- The 4th finger is your pinky
If you're not used to deciphering chord charts just yet, learn about them first.
Learn how to form the B major chord on guitar
Here are several ways to play the B major chord on the guitar.
TIP: a smart way to become familiar with a brand new chord is to use the chord-on/chord-off approach. You basically hold-down the chord, strum the strings, let it go, and repeat the process.
Play each variation loads, and you will learn all of them quickly.
Easiest B major chord for beginner guitarists
This is actually the most simple way to finger the B major chord on the guitar.
Very simple B major chord fingering
This is the way to play the B major chord:
- Put your 1st finger onto string 1 at fret 2.
- Put your ring finger on string 3 at fret 3.
- And your 4th finger below that on string 2 at fret 3.
Next, pluck each note in the chord, and ensure all of the notes are ringing cleanly.
Great job, you just played the B major chord!
The sound might seem just a little thin, but that is because you are strumming only a few guitar strings. Bigger sounding voicings of the B major are to follow.
B chord variation
Here is an additional alternative of the B major chord, this is a popular one as well. It is derived from the barre chord shape, but omits the lowest 2 strings.
B chord alternate voicing
Below are the finger positions to this variation of the B major.
- Place your index finger on strings 1 and 2 at fret 7.
- Put the middle finger on string 3 at fret Z.
- The ring finger goes to string 4 at fret 9.
Now pluck each string in the chord and ensure the chord rings out nicely.
At this point you know 2 different ways to fret the B major, good job!
More alternatives of the B major guitar chord
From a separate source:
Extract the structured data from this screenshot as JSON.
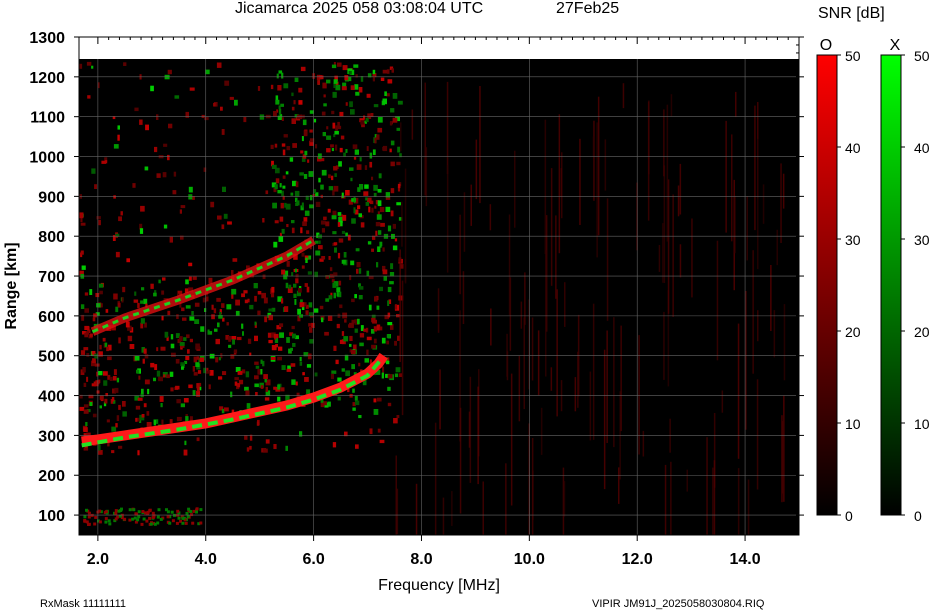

There are in fact countless alternatives of the B major, you have now taught yourself the most famous ones.
The following are the chord charts to several other versions of the B major chord.
Under what circumstances will you use which? Well, it depends on several things:
- You will normally choose a voicing that is close to where you are playing on the neck already.
- The genre may influence where you play the chord. For example, you play lower variations in metal, whereas in funk, you play higher ones.
Beginner video guitar lesson on the B major chord
Because music is an audible art form, here's an exceptional YouTube guitar tutorial on how to form the B major chord on the guitar.
Pay attention to the teacher's fingers and wrist placement.
The B major barre chord
Barre chords are challenging, so if you have just started learning guitar, you should probably to stay with the simpler and easier variations for the time being.
If you have been playing for a few months and would like to learn the right way to form the barre chord variation of the B major, here you go.
We are going to begin with the E shape barre chord voicing of the B major, which has its root note on the 6th string.
B barre chord - E shape finger position
Here's how to play the B major barre chord rooting on the 6th string:
- Use your index finger to form a barre on every string at fret 7.
- Now arrange your other fingers to form an E shape barre chord by placing your 2nd finger onto fret 8 on the G string.
- Your 3rd finger goes to string A at fret 9.
- Lastly your 4th finger on string D at fret 9.
And of course, strum the chord and be sure the chord is ringing clearly. You don't want to hear buzzing strings or muted notes.
Bar chords are tough, you should practice them quite a bit.
Another popular fingering of the B major chord makes use of the A shape barre chord:
This is how to play the B major barre chord rooting on the A string:
- First, lay your 1st finger across strings 1-5 at fret 2.
- Now arrange your other fingers to fret an A shape barre chord by putting your 3rd finger onto fret 4 on the D, G, and B strings.
- The low E is not played here.
Now pluck each string in the chord and make sure the chord is ringing clearly. As I said, barre chords are tricky. You should not expect to learn them too quickly.
Practice loads, you will definitely be able to play the B major barre chord soon.